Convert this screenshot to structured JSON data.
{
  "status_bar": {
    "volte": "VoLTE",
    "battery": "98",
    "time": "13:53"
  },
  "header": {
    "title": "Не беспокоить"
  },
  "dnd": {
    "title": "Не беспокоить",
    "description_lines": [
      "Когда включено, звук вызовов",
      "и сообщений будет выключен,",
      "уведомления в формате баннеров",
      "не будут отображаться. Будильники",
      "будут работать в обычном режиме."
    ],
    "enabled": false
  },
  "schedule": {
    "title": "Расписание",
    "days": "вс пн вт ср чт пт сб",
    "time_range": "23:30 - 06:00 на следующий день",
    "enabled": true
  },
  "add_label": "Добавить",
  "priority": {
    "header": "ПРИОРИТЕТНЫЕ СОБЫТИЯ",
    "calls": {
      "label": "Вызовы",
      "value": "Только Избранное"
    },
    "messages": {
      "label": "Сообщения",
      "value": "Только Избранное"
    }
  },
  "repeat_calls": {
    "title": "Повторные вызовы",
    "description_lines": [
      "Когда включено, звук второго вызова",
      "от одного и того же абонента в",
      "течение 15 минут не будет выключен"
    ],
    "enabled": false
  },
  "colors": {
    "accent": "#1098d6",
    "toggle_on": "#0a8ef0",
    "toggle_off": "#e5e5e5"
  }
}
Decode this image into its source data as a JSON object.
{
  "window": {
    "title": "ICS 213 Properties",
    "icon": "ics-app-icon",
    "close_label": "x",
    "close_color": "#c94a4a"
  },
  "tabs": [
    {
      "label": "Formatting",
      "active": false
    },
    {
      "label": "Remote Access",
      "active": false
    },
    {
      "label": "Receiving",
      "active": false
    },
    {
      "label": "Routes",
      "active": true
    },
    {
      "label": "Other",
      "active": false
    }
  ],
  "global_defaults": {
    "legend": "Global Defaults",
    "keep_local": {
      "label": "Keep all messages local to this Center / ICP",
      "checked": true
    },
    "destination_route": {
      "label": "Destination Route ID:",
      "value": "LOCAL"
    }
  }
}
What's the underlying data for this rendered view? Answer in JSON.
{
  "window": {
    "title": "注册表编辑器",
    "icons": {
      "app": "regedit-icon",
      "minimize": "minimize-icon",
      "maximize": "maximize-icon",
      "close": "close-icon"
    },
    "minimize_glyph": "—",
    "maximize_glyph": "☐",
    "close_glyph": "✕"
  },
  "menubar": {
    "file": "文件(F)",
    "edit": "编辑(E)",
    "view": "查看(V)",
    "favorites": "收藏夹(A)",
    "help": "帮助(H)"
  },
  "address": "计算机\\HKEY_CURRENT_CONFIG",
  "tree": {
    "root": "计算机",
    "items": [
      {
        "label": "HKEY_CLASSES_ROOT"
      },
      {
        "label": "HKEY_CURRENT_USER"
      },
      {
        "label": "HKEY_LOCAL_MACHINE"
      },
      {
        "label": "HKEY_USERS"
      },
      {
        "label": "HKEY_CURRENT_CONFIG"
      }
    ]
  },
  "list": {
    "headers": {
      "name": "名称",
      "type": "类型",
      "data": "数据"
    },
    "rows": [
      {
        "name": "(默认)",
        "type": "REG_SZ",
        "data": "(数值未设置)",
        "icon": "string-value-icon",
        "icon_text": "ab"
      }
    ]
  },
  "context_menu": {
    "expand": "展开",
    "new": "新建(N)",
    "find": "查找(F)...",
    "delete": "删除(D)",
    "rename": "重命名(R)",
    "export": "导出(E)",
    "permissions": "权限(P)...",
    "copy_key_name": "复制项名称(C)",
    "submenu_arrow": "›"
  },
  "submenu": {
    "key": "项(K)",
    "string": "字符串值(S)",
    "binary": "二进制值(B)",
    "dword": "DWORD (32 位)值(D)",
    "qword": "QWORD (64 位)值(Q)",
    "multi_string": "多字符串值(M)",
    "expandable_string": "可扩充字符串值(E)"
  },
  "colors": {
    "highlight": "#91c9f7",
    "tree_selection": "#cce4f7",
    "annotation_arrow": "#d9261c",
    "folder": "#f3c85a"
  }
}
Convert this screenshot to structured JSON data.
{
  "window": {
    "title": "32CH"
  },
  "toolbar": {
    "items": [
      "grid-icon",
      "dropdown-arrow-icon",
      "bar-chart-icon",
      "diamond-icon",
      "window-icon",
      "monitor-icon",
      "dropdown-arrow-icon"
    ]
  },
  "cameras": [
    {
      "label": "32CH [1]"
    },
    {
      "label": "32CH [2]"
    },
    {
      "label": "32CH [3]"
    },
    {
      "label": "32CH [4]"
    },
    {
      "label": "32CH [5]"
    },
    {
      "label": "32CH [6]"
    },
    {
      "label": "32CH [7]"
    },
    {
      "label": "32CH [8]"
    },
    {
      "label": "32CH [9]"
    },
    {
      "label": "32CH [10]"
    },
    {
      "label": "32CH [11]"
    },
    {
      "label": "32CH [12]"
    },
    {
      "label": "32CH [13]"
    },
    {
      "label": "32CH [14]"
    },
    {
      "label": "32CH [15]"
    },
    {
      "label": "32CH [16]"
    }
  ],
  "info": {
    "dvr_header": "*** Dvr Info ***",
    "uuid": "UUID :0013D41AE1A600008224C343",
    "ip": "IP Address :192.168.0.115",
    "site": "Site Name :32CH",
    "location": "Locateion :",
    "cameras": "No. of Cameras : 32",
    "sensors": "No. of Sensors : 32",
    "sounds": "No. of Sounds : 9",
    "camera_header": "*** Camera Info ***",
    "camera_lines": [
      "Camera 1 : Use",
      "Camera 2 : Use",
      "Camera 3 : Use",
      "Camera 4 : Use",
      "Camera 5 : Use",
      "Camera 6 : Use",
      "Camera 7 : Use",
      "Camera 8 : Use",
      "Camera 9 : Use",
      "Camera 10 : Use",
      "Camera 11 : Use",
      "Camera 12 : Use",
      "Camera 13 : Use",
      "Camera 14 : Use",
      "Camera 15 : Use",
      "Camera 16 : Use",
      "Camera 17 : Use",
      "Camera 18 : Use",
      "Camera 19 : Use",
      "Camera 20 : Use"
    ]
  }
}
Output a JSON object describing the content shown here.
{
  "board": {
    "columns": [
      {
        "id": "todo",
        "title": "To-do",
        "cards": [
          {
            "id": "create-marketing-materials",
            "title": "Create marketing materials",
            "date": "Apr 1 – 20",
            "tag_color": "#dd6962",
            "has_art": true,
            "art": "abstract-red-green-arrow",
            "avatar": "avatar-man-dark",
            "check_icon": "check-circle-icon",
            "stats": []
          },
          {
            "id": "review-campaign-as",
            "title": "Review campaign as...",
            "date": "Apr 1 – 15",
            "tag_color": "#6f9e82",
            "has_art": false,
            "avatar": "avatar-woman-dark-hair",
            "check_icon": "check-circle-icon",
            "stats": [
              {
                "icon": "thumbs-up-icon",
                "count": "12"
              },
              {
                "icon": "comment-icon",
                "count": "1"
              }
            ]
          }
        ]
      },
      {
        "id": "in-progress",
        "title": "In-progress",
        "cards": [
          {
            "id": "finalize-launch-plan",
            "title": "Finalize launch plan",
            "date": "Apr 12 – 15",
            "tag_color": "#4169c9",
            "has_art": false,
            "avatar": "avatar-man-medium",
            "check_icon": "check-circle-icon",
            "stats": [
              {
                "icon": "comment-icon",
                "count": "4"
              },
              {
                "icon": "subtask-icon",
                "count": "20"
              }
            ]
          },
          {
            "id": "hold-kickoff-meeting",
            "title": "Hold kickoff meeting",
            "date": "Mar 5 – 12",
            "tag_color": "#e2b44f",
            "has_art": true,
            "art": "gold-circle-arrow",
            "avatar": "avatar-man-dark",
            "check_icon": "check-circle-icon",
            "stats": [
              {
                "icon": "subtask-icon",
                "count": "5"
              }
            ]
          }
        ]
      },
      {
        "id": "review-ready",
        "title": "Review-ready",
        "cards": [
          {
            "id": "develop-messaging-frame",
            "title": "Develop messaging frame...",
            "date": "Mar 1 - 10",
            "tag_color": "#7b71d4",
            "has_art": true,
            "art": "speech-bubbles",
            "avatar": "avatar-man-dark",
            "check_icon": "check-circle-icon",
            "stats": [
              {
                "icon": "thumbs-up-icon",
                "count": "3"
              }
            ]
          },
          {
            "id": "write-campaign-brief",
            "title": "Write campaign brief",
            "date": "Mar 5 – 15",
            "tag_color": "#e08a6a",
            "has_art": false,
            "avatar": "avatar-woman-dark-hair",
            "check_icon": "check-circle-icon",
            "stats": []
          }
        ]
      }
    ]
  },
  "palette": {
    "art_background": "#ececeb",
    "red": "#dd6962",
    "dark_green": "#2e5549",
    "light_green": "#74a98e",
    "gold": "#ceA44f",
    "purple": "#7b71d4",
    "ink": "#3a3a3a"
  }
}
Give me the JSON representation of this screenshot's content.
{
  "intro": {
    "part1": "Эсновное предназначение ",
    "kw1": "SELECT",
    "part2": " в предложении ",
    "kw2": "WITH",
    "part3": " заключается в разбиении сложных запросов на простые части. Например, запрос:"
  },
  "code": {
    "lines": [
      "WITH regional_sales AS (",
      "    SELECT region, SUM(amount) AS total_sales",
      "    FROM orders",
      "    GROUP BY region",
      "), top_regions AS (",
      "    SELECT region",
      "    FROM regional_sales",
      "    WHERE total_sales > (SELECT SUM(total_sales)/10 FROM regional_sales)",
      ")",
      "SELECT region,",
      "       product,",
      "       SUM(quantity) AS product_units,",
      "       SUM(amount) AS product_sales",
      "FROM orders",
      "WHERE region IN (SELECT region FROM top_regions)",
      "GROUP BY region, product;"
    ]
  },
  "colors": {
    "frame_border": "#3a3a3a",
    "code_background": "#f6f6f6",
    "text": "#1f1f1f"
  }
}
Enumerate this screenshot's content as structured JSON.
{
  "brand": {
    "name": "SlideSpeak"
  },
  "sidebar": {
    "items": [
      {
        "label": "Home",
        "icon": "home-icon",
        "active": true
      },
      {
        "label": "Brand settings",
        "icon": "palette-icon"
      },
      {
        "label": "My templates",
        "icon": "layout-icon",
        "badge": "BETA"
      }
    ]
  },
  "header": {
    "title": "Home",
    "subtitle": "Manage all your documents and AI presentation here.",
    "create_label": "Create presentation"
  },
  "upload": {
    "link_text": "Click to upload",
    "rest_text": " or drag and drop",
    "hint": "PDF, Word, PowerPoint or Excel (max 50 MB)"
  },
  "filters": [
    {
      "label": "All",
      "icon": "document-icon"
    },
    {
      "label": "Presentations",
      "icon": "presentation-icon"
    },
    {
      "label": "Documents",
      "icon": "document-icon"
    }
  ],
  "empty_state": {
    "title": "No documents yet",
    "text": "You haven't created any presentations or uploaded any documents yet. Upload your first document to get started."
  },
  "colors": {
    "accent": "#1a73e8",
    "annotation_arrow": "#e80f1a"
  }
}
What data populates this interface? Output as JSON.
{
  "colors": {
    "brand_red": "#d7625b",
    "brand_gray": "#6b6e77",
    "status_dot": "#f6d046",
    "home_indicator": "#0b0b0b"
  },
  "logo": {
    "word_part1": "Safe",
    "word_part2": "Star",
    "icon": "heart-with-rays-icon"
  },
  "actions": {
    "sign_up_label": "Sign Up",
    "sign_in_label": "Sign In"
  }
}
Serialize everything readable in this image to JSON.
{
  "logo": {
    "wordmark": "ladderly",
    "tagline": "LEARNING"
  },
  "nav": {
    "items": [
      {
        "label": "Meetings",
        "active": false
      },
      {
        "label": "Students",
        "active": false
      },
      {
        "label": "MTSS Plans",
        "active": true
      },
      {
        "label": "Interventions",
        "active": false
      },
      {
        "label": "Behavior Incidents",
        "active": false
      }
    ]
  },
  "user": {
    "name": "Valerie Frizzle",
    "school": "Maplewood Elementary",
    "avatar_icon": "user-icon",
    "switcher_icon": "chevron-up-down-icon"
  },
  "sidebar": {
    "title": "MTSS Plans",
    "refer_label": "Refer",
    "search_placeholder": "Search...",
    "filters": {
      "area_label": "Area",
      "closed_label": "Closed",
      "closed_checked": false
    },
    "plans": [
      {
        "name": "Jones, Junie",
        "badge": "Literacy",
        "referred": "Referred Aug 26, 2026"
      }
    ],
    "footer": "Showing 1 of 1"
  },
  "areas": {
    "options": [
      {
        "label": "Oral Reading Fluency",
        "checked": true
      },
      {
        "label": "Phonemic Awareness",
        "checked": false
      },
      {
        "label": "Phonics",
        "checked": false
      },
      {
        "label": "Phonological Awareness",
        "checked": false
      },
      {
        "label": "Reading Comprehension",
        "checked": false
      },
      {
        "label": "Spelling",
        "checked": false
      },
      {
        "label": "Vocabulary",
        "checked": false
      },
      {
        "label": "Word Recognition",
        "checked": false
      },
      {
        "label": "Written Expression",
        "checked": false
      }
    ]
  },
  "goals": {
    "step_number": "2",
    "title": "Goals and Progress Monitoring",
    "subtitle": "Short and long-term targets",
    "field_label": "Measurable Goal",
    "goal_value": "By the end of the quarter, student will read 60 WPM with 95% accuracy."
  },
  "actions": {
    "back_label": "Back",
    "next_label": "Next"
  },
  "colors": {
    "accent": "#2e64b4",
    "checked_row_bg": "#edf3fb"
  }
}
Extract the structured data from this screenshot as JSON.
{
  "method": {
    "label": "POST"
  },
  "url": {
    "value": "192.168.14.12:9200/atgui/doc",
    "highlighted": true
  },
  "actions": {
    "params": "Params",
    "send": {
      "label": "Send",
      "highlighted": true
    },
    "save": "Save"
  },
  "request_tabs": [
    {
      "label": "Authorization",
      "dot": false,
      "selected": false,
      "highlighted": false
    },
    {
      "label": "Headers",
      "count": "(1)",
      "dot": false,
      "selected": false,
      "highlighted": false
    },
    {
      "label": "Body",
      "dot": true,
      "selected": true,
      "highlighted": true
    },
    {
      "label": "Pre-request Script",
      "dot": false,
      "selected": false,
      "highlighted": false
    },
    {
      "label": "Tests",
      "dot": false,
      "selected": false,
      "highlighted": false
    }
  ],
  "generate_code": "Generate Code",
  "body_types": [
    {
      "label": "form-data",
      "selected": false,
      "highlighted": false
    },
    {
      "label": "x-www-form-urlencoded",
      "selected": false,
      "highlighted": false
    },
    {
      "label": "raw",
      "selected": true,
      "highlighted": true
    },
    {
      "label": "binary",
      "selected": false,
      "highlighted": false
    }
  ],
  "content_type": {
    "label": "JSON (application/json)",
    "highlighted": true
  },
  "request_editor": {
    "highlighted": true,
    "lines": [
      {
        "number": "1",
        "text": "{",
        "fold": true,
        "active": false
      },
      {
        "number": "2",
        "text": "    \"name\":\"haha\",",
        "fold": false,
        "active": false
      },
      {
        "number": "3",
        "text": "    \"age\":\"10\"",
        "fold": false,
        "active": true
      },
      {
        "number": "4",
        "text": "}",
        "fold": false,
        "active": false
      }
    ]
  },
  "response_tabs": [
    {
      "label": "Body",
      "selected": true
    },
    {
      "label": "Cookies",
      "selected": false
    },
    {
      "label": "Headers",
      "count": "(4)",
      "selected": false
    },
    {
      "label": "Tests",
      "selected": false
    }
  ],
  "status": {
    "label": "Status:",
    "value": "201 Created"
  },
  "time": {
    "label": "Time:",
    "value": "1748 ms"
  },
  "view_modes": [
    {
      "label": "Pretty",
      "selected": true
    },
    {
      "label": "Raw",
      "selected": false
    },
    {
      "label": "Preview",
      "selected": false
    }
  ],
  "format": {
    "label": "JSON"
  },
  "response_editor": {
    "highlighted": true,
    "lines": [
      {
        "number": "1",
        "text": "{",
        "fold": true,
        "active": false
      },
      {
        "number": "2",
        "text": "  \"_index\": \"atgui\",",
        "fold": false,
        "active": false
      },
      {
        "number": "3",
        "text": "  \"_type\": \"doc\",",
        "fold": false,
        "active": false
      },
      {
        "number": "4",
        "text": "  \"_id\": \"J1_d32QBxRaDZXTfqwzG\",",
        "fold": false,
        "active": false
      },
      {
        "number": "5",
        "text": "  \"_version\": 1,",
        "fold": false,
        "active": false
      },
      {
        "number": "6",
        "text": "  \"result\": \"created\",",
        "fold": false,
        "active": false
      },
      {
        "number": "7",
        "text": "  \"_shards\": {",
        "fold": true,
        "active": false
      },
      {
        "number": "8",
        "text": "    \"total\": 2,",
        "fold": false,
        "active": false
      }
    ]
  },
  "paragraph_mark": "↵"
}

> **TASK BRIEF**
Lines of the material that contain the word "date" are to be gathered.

> **RESULT FOR THIS EXERCISE**
            "date": "Apr 1 – 20",
            "date": "Apr 1 – 15",
            "date": "Apr 12 – 15",
            "date": "Mar 5 – 12",
            "date": "Mar 1 - 10",
            "date": "Mar 5 – 15",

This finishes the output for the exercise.